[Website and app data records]
= = = = =

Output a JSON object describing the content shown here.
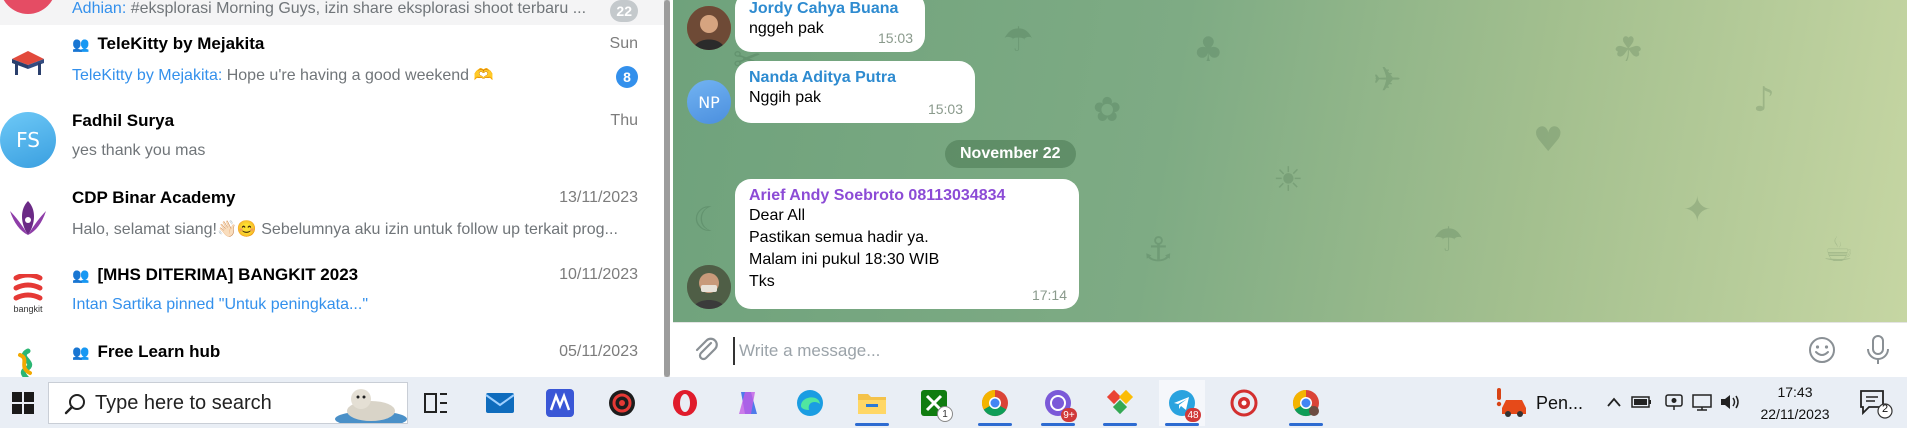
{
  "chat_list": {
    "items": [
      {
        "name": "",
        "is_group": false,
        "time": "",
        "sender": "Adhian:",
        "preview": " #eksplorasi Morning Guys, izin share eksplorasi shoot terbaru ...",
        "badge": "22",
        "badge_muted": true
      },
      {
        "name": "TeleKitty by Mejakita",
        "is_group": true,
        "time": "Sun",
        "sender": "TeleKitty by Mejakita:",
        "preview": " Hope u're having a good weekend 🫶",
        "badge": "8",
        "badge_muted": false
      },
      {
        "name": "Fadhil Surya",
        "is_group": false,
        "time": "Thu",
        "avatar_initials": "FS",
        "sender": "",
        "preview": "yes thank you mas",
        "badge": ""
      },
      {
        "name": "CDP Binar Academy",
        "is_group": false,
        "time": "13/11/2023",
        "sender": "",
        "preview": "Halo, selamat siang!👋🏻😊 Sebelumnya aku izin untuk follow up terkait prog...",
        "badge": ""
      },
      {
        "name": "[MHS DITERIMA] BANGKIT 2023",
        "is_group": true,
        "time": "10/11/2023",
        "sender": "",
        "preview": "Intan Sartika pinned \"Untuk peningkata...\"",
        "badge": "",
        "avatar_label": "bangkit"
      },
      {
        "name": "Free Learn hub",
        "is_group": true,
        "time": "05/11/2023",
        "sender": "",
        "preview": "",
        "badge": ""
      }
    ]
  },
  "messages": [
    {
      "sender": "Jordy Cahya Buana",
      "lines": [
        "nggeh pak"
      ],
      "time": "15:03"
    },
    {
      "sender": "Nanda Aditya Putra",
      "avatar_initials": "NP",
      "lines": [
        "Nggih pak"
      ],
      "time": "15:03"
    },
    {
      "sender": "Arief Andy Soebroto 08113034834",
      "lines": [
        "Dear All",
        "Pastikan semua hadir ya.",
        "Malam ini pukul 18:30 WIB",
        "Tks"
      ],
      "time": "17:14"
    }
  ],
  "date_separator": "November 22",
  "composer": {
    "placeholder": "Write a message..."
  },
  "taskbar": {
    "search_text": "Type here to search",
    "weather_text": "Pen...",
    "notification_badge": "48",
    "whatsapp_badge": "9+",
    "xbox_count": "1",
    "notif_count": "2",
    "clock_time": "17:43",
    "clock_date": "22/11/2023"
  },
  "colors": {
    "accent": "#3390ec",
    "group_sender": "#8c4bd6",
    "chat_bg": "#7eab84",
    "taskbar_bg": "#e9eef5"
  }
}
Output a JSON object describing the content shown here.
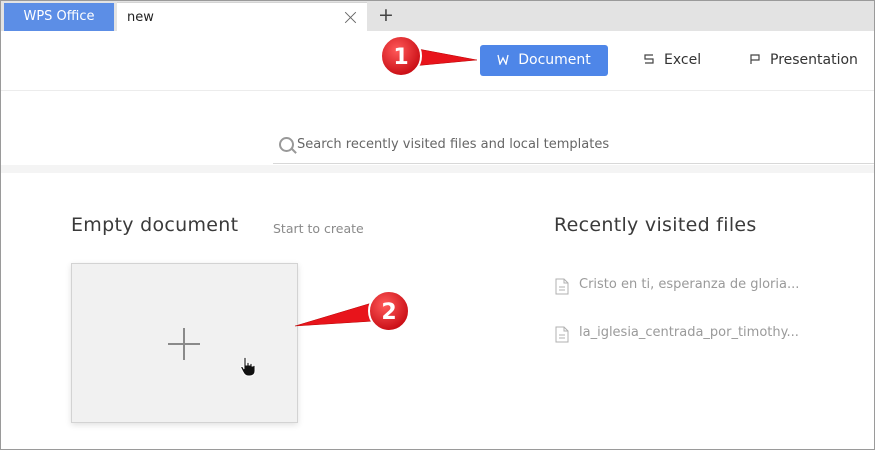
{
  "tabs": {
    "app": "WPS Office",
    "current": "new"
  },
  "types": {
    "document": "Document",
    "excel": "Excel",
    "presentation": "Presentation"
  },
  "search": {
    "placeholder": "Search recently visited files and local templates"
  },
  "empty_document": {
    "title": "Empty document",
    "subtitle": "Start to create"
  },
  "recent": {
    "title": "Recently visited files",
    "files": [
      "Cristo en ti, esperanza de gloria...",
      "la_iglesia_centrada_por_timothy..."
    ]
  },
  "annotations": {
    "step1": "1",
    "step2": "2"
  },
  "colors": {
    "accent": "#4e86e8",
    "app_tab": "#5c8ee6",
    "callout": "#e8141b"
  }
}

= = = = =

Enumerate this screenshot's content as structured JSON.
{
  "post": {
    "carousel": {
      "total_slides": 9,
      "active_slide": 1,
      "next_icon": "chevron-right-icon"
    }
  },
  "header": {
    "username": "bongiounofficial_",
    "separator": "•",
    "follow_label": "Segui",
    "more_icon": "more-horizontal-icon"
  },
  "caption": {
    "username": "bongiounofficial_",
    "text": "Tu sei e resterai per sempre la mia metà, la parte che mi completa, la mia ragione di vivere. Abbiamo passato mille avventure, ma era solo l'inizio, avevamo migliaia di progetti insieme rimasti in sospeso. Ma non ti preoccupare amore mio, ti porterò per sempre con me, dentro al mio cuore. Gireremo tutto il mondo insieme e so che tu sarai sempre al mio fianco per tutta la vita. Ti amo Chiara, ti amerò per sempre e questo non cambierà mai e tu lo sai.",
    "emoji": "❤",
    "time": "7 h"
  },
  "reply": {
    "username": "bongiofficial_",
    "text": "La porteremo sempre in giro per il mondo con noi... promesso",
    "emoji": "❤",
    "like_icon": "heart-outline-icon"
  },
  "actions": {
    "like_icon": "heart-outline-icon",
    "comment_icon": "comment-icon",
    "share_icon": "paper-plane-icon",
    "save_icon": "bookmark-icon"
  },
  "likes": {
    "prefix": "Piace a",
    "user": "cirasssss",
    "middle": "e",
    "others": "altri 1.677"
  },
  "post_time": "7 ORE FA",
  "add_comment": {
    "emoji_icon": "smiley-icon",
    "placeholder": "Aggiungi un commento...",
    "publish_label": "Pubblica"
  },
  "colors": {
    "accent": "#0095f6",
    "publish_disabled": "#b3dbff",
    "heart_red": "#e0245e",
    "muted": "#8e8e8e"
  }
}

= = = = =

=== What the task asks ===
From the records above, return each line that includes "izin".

=== Exercise solution ===
        "preview": " #eksplorasi Morning Guys, izin share eksplorasi shoot terbaru ...",
        "preview": "Halo, selamat siang!👋🏻😊 Sebelumnya aku izin untuk follow up terkait prog...",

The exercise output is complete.